■ **WORK ITEM**
Write out every entry exactly as given, but omit the pictures.

■ **RECORDS SHOWN**
▶
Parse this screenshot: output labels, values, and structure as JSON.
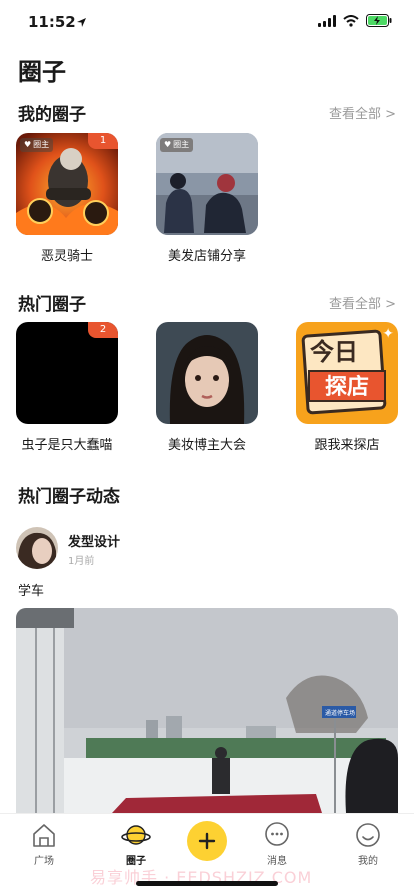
{
  "status_bar": {
    "time": "11:52"
  },
  "page": {
    "title": "圈子"
  },
  "my_circles": {
    "title": "我的圈子",
    "view_all": "查看全部 >",
    "items": [
      {
        "label": "恶灵骑士",
        "owner_tag": "圈主",
        "badge": "1"
      },
      {
        "label": "美发店铺分享",
        "owner_tag": "圈主"
      }
    ]
  },
  "hot_circles": {
    "title": "热门圈子",
    "view_all": "查看全部 >",
    "items": [
      {
        "label": "虫子是只大蠢喵",
        "badge": "2"
      },
      {
        "label": "美妆博主大会"
      },
      {
        "label": "跟我来探店",
        "image_text_top": "今日",
        "image_text_bottom": "探店"
      }
    ]
  },
  "hot_feed": {
    "title": "热门圈子动态",
    "post": {
      "user_name": "发型设计",
      "time": "1月前",
      "text": "学车",
      "image_sign_text": "通道停车场"
    }
  },
  "tab_bar": {
    "tabs": [
      {
        "label": "广场",
        "icon": "house-icon"
      },
      {
        "label": "圈子",
        "icon": "planet-icon",
        "active": true
      },
      {
        "label": "",
        "icon": "plus-icon"
      },
      {
        "label": "消息",
        "icon": "chat-bubble-icon"
      },
      {
        "label": "我的",
        "icon": "smiley-icon"
      }
    ]
  },
  "watermark": "易享帅手 · EEDSHZIZ.COM",
  "colors": {
    "accent": "#fdd132",
    "badge": "#e8552f",
    "muted": "#9a9a9a"
  }
}
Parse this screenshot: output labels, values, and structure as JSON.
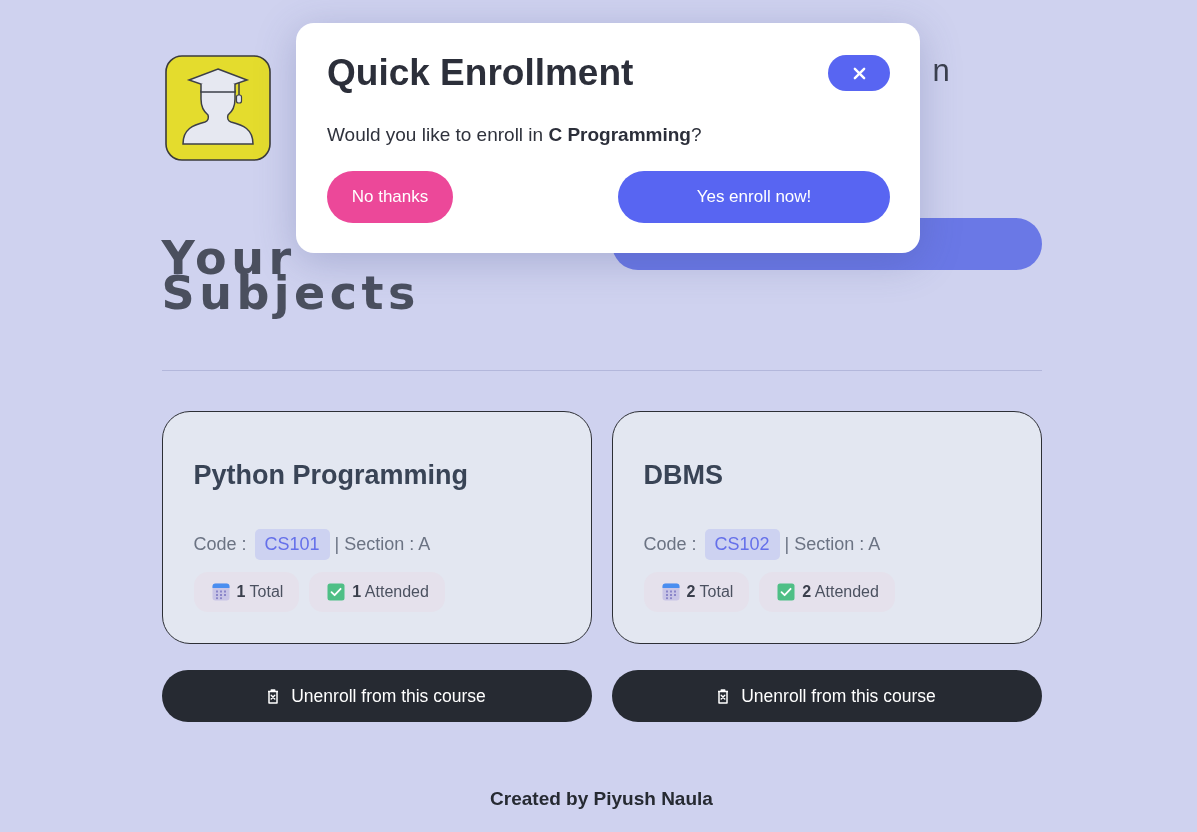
{
  "header": {
    "side_text": "n"
  },
  "heading": {
    "lines": [
      "Your",
      "Subjects"
    ]
  },
  "courses": [
    {
      "name": "Python Programming",
      "code_label": "Code :",
      "code": "CS101",
      "section": "| Section : A",
      "total": "**1** Total",
      "attended": "**1** Attended",
      "unenroll_label": "Unenroll from this course"
    },
    {
      "name": "DBMS",
      "code_label": "Code :",
      "code": "CS102",
      "section": "| Section : A",
      "total": "**2** Total",
      "attended": "**2** Attended",
      "unenroll_label": "Unenroll from this course"
    }
  ],
  "footer": "Created by Piyush Naula",
  "modal": {
    "title": "Quick Enrollment",
    "message": "Would you like to enroll in **C Programming**?",
    "buttons": [
      {
        "label": "No thanks",
        "kind": "decline"
      },
      {
        "label": "Yes enroll now!",
        "kind": "confirm"
      }
    ]
  }
}
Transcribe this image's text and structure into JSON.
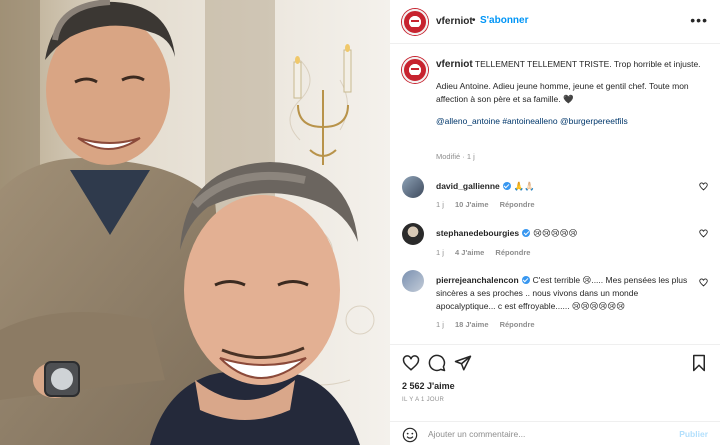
{
  "post": {
    "username": "vferniot",
    "follow_label": "S'abonner",
    "more_icon": "more-dots-icon"
  },
  "caption": {
    "username": "vferniot",
    "line1": "TELLEMENT TELLEMENT TRISTE. Trop horrible et injuste.",
    "line2": "Adieu Antoine. Adieu jeune homme, jeune et gentil chef. Toute mon affection à son père et sa famille. 🖤",
    "tags": [
      "@alleno_antoine",
      "#antoinealleno",
      "@burgerpereetfils"
    ],
    "modified": "Modifié · 1 j"
  },
  "comments": [
    {
      "username": "david_gallienne",
      "verified": true,
      "text": "🙏🙏🏻",
      "age": "1 j",
      "likes": "10 J'aime",
      "reply": "Répondre"
    },
    {
      "username": "stephanedebourgies",
      "verified": true,
      "text": "😢😢😢😢😢",
      "age": "1 j",
      "likes": "4 J'aime",
      "reply": "Répondre"
    },
    {
      "username": "pierrejeanchalencon",
      "verified": true,
      "text": "C'est terrible 😢..... Mes pensées les plus sincères a ses proches .. nous vivons dans un monde apocalyptique... c est effroyable...... 😢😢😢😢😢😢",
      "age": "1 j",
      "likes": "18 J'aime",
      "reply": "Répondre"
    }
  ],
  "actions": {
    "like_icon": "heart-icon",
    "comment_icon": "comment-icon",
    "share_icon": "share-icon",
    "save_icon": "bookmark-icon",
    "likes": "2 562 J'aime",
    "date": "IL Y A 1 JOUR"
  },
  "add_comment": {
    "placeholder": "Ajouter un commentaire...",
    "publish": "Publier"
  },
  "colors": {
    "accent": "#0095f6",
    "brand": "#c7232f",
    "muted": "#8e8e8e"
  }
}
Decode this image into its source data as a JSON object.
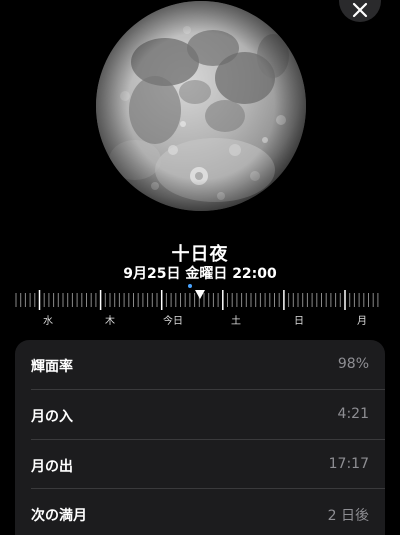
{
  "moon": {
    "phase_name": "十日夜",
    "date_time": "9月25日 金曜日 22:00",
    "illumination_fraction": 0.98
  },
  "timeline": {
    "days": [
      "水",
      "木",
      "今日",
      "土",
      "日",
      "月"
    ]
  },
  "details": {
    "rows": [
      {
        "label": "輝面率",
        "value": "98%"
      },
      {
        "label": "月の入",
        "value": "4:21"
      },
      {
        "label": "月の出",
        "value": "17:17"
      },
      {
        "label": "次の満月",
        "value": "2 日後"
      }
    ]
  },
  "colors": {
    "background": "#000000",
    "card": "#1c1c1e",
    "secondary_text": "#8e8e93",
    "now_indicator": "#4aa3ff"
  }
}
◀
■ **YOUR SOLUTION**
Parse this screenshot: output labels, values, and structure as JSON.
{
  "status_bar": {
    "time": "11:52"
  },
  "page": {
    "title": "圈子"
  },
  "my_circles": {
    "title": "我的圈子",
    "view_all": "查看全部 >",
    "items": [
      {
        "label": "恶灵骑士",
        "owner_tag": "圈主",
        "badge": "1"
      },
      {
        "label": "美发店铺分享",
        "owner_tag": "圈主"
      }
    ]
  },
  "hot_circles": {
    "title": "热门圈子",
    "view_all": "查看全部 >",
    "items": [
      {
        "label": "虫子是只大蠢喵",
        "badge": "2"
      },
      {
        "label": "美妆博主大会"
      },
      {
        "label": "跟我来探店",
        "image_text_top": "今日",
        "image_text_bottom": "探店"
      }
    ]
  },
  "hot_feed": {
    "title": "热门圈子动态",
    "post": {
      "user_name": "发型设计",
      "time": "1月前",
      "text": "学车",
      "image_sign_text": "通道停车场"
    }
  },
  "tab_bar": {
    "tabs": [
      {
        "label": "广场",
        "icon": "house-icon"
      },
      {
        "label": "圈子",
        "icon": "planet-icon",
        "active": true
      },
      {
        "label": "",
        "icon": "plus-icon"
      },
      {
        "label": "消息",
        "icon": "chat-bubble-icon"
      },
      {
        "label": "我的",
        "icon": "smiley-icon"
      }
    ]
  },
  "watermark": "易享帅手 · EEDSHZIZ.COM",
  "colors": {
    "accent": "#fdd132",
    "badge": "#e8552f",
    "muted": "#9a9a9a"
  }
}
Parse this screenshot: output labels, values, and structure as JSON.
{
  "header": {
    "side_text": "n"
  },
  "heading": {
    "lines": [
      "Your",
      "Subjects"
    ]
  },
  "courses": [
    {
      "name": "Python Programming",
      "code_label": "Code :",
      "code": "CS101",
      "section": "| Section : A",
      "total": "**1** Total",
      "attended": "**1** Attended",
      "unenroll_label": "Unenroll from this course"
    },
    {
      "name": "DBMS",
      "code_label": "Code :",
      "code": "CS102",
      "section": "| Section : A",
      "total": "**2** Total",
      "attended": "**2** Attended",
      "unenroll_label": "Unenroll from this course"
    }
  ],
  "footer": "Created by Piyush Naula",
  "modal": {
    "title": "Quick Enrollment",
    "message": "Would you like to enroll in **C Programming**?",
    "buttons": [
      {
        "label": "No thanks",
        "kind": "decline"
      },
      {
        "label": "Yes enroll now!",
        "kind": "confirm"
      }
    ]
  }
}
Transcribe this image's text and structure into JSON.
{
  "post": {
    "username": "vferniot",
    "follow_label": "S'abonner",
    "more_icon": "more-dots-icon"
  },
  "caption": {
    "username": "vferniot",
    "line1": "TELLEMENT TELLEMENT TRISTE. Trop horrible et injuste.",
    "line2": "Adieu Antoine. Adieu jeune homme, jeune et gentil chef. Toute mon affection à son père et sa famille. 🖤",
    "tags": [
      "@alleno_antoine",
      "#antoinealleno",
      "@burgerpereetfils"
    ],
    "modified": "Modifié · 1 j"
  },
  "comments": [
    {
      "username": "david_gallienne",
      "verified": true,
      "text": "🙏🙏🏻",
      "age": "1 j",
      "likes": "10 J'aime",
      "reply": "Répondre"
    },
    {
      "username": "stephanedebourgies",
      "verified": true,
      "text": "😢😢😢😢😢",
      "age": "1 j",
      "likes": "4 J'aime",
      "reply": "Répondre"
    },
    {
      "username": "pierrejeanchalencon",
      "verified": true,
      "text": "C'est terrible 😢..... Mes pensées les plus sincères a ses proches .. nous vivons dans un monde apocalyptique... c est effroyable...... 😢😢😢😢😢😢",
      "age": "1 j",
      "likes": "18 J'aime",
      "reply": "Répondre"
    }
  ],
  "actions": {
    "like_icon": "heart-icon",
    "comment_icon": "comment-icon",
    "share_icon": "share-icon",
    "save_icon": "bookmark-icon",
    "likes": "2 562 J'aime",
    "date": "IL Y A 1 JOUR"
  },
  "add_comment": {
    "placeholder": "Ajouter un commentaire...",
    "publish": "Publier"
  },
  "colors": {
    "accent": "#0095f6",
    "brand": "#c7232f",
    "muted": "#8e8e8e"
  }
}
Decode this image into its source data as a JSON object.
{
  "moon": {
    "phase_name": "十日夜",
    "date_time": "9月25日 金曜日 22:00",
    "illumination_fraction": 0.98
  },
  "timeline": {
    "days": [
      "水",
      "木",
      "今日",
      "土",
      "日",
      "月"
    ]
  },
  "details": {
    "rows": [
      {
        "label": "輝面率",
        "value": "98%"
      },
      {
        "label": "月の入",
        "value": "4:21"
      },
      {
        "label": "月の出",
        "value": "17:17"
      },
      {
        "label": "次の満月",
        "value": "2 日後"
      }
    ]
  },
  "colors": {
    "background": "#000000",
    "card": "#1c1c1e",
    "secondary_text": "#8e8e93",
    "now_indicator": "#4aa3ff"
  }
}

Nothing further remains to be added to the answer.